In the first half of this year, 7.12 million people visited Dubai (staying at least one night), up 183 per cent yoy, according to an Emirates NBD report.
India remains the largest source market in the first half of this year, having been briefly displaced from the top spot in February by Saudi Arabia. Oman was in second place followed by Saudi Arabia and the UK.
Pent-up demand in GCC states has resulted in a surge in visitors from within the region compared with H1 2021, when many travel restrictions were still in place. Russia is in fifth place, with 309,000 visitors in the first six months of the year. However, the number of visitors from Russia has declined since March, following the outbreak of the war in Ukraine, the report prepared by Khatija Haque said.
Hotel occupancy declined to 63 per cent in June from 73 per cent in May. For the first half of 2022, hotel occupancy averaged 73.5 per cent in Dubai, only slightly below H1 2019 (75.1 per cent) and a significant improvement on 2020 and 2021. Importantly, revenue per available room (RevPar) rose to $147 in H1 2022, 21 per cent higher than H1 2019 despite a 22 per cent increase in the number of hotel rooms in the emirate since then.

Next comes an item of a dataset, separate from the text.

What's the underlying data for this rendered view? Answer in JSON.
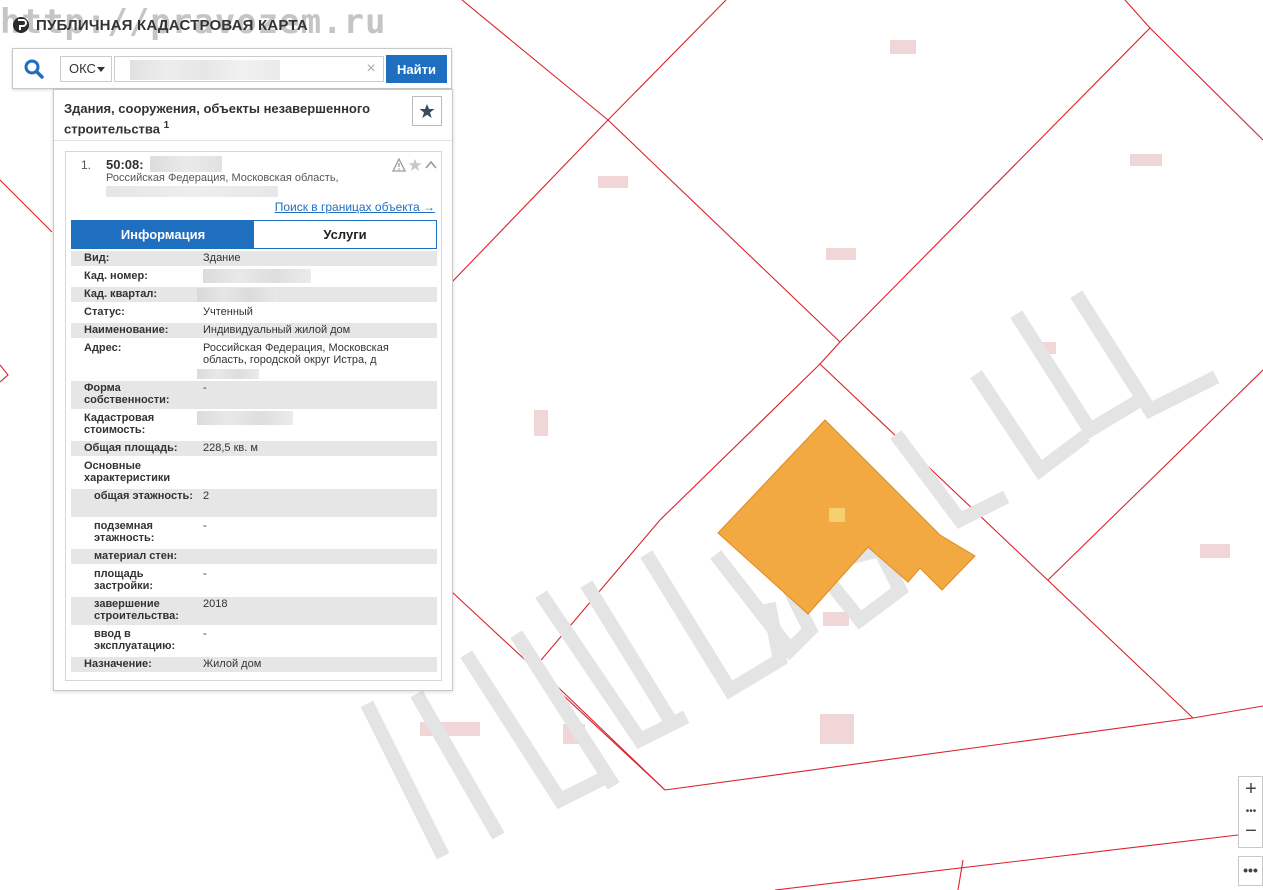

The rebound in tourism to Dubai is in line with broader trends in international air passenger traffic this year, as global restrictions on travel have eased. Data from IATA show that global air passenger volumes were just 30 per cent below 2019 levels in June, having gradually recovered from mid-2020.
Asian markets have been relatively slow to recover, with international travel restrictions in key markets such as China still in place or easing only gradually. However, as these Asia Pacific markets do reopen for international travel, demand from these regions may help to offset the headwinds posed by higher inflation and borrowing costs in other markets, the report said.
While tourism in Dubai in H2 is likely to be buoyed by the world cup in Qatar later this year, and the above-mentioned broader recovery in international travel, the strength of the dollar may prove a headwind for firms in the UAE, it said.
Around half of Dubai’s international visitors come from emerging markets where currencies have depreciated this year, making Dubai a relatively more expensive destination than Europe, the UK and Asia. High inflation and borrowing costs have also eroded purchasing power for consumers globally and may weigh on tourism demand in H2 2022, the report added.